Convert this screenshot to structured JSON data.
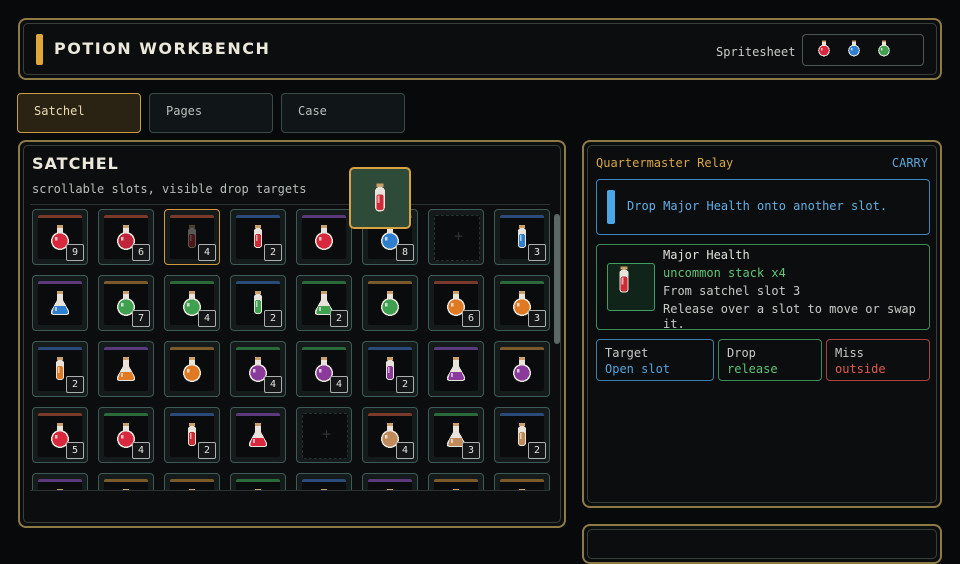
{
  "header": {
    "title": "POTION WORKBENCH",
    "spritesheet_label": "Spritesheet",
    "sprites": [
      {
        "icon": "red-potion-icon",
        "color": "#d8283e"
      },
      {
        "icon": "blue-potion-icon",
        "color": "#2f7fd0"
      },
      {
        "icon": "green-potion-icon",
        "color": "#3fa050"
      }
    ]
  },
  "tabs": [
    {
      "label": "Satchel",
      "active": true
    },
    {
      "label": "Pages",
      "active": false
    },
    {
      "label": "Case",
      "active": false
    }
  ],
  "satchel": {
    "title": "SATCHEL",
    "subtitle": "scrollable slots, visible drop targets",
    "slots": [
      {
        "potion": "round",
        "color": "#d8283e",
        "trim": "#7a3a2a",
        "count": "9"
      },
      {
        "potion": "round",
        "color": "#c0243a",
        "trim": "#7a3a2a",
        "count": "6"
      },
      {
        "potion": "vial",
        "color": "#d02a36",
        "trim": "#7a3a2a",
        "count": "4",
        "dragging": true
      },
      {
        "potion": "vial",
        "color": "#d02a36",
        "trim": "#2a4a7a",
        "count": "2"
      },
      {
        "potion": "round",
        "color": "#d8283e",
        "trim": "#5a3a7a",
        "count": ""
      },
      {
        "potion": "round",
        "color": "#2f7fd0",
        "trim": "#2a4a7a",
        "count": "8"
      },
      {
        "empty": true
      },
      {
        "potion": "vial",
        "color": "#2f7fd0",
        "trim": "#2a4a7a",
        "count": "3"
      },
      {
        "potion": "flask",
        "color": "#2f7fd0",
        "trim": "#5a3a7a",
        "count": ""
      },
      {
        "potion": "round",
        "color": "#3fa050",
        "trim": "#7a5a2a",
        "count": "7"
      },
      {
        "potion": "round",
        "color": "#3fa050",
        "trim": "#2a6a3a",
        "count": "4"
      },
      {
        "potion": "vial",
        "color": "#3fa050",
        "trim": "#2a4a7a",
        "count": "2"
      },
      {
        "potion": "flask",
        "color": "#3fa050",
        "trim": "#2a6a3a",
        "count": "2"
      },
      {
        "potion": "round",
        "color": "#3fa050",
        "trim": "#7a5a2a",
        "count": ""
      },
      {
        "potion": "round",
        "color": "#e07a22",
        "trim": "#7a3a2a",
        "count": "6"
      },
      {
        "potion": "round",
        "color": "#e07a22",
        "trim": "#2a6a3a",
        "count": "3"
      },
      {
        "potion": "vial",
        "color": "#e07a22",
        "trim": "#2a4a7a",
        "count": "2"
      },
      {
        "potion": "flask",
        "color": "#e07a22",
        "trim": "#5a3a7a",
        "count": ""
      },
      {
        "potion": "round",
        "color": "#e07a22",
        "trim": "#7a5a2a",
        "count": ""
      },
      {
        "potion": "round",
        "color": "#8a3a9a",
        "trim": "#2a6a3a",
        "count": "4"
      },
      {
        "potion": "round",
        "color": "#8a3a9a",
        "trim": "#2a6a3a",
        "count": "4"
      },
      {
        "potion": "vial",
        "color": "#8a3a9a",
        "trim": "#2a4a7a",
        "count": "2"
      },
      {
        "potion": "flask",
        "color": "#8a3a9a",
        "trim": "#5a3a7a",
        "count": ""
      },
      {
        "potion": "round",
        "color": "#8a3a9a",
        "trim": "#7a5a2a",
        "count": ""
      },
      {
        "potion": "round",
        "color": "#d8283e",
        "trim": "#7a3a2a",
        "count": "5"
      },
      {
        "potion": "round",
        "color": "#d8283e",
        "trim": "#2a6a3a",
        "count": "4"
      },
      {
        "potion": "vial",
        "color": "#d02a36",
        "trim": "#2a4a7a",
        "count": "2"
      },
      {
        "potion": "flask",
        "color": "#d8283e",
        "trim": "#5a3a7a",
        "count": ""
      },
      {
        "empty": true
      },
      {
        "potion": "round",
        "color": "#c08a5a",
        "trim": "#7a3a2a",
        "count": "4"
      },
      {
        "potion": "flask",
        "color": "#c08a5a",
        "trim": "#2a6a3a",
        "count": "3"
      },
      {
        "potion": "vial",
        "color": "#c08a5a",
        "trim": "#2a4a7a",
        "count": "2"
      },
      {
        "potion": "round",
        "color": "#d8283e",
        "trim": "#5a3a7a",
        "count": ""
      },
      {
        "potion": "round",
        "color": "#e07a22",
        "trim": "#7a5a2a",
        "count": ""
      },
      {
        "potion": "round",
        "color": "#d8283e",
        "trim": "#7a5a2a",
        "count": ""
      },
      {
        "potion": "round",
        "color": "#3fa050",
        "trim": "#2a6a3a",
        "count": ""
      },
      {
        "potion": "round",
        "color": "#2f7fd0",
        "trim": "#2a4a7a",
        "count": ""
      },
      {
        "potion": "round",
        "color": "#8a3a9a",
        "trim": "#5a3a7a",
        "count": ""
      },
      {
        "potion": "round",
        "color": "#e07a22",
        "trim": "#7a5a2a",
        "count": ""
      },
      {
        "potion": "round",
        "color": "#c08a5a",
        "trim": "#7a5a2a",
        "count": ""
      }
    ]
  },
  "drag_ghost": {
    "potion": "vial",
    "color": "#d02a36"
  },
  "relay": {
    "title": "Quartermaster Relay",
    "mode": "CARRY",
    "message": "Drop Major Health onto another slot.",
    "item": {
      "name": "Major Health",
      "rarity": "uncommon stack x4",
      "from": "From satchel slot 3",
      "hint": "Release over a slot to move or swap it.",
      "color": "#d02a36"
    },
    "stats": {
      "target_label": "Target",
      "target_value": "Open slot",
      "drop_label": "Drop",
      "drop_value": "release",
      "miss_label": "Miss",
      "miss_value": "outside"
    }
  }
}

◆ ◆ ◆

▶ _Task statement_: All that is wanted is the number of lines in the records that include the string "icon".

▶ _Result_: 3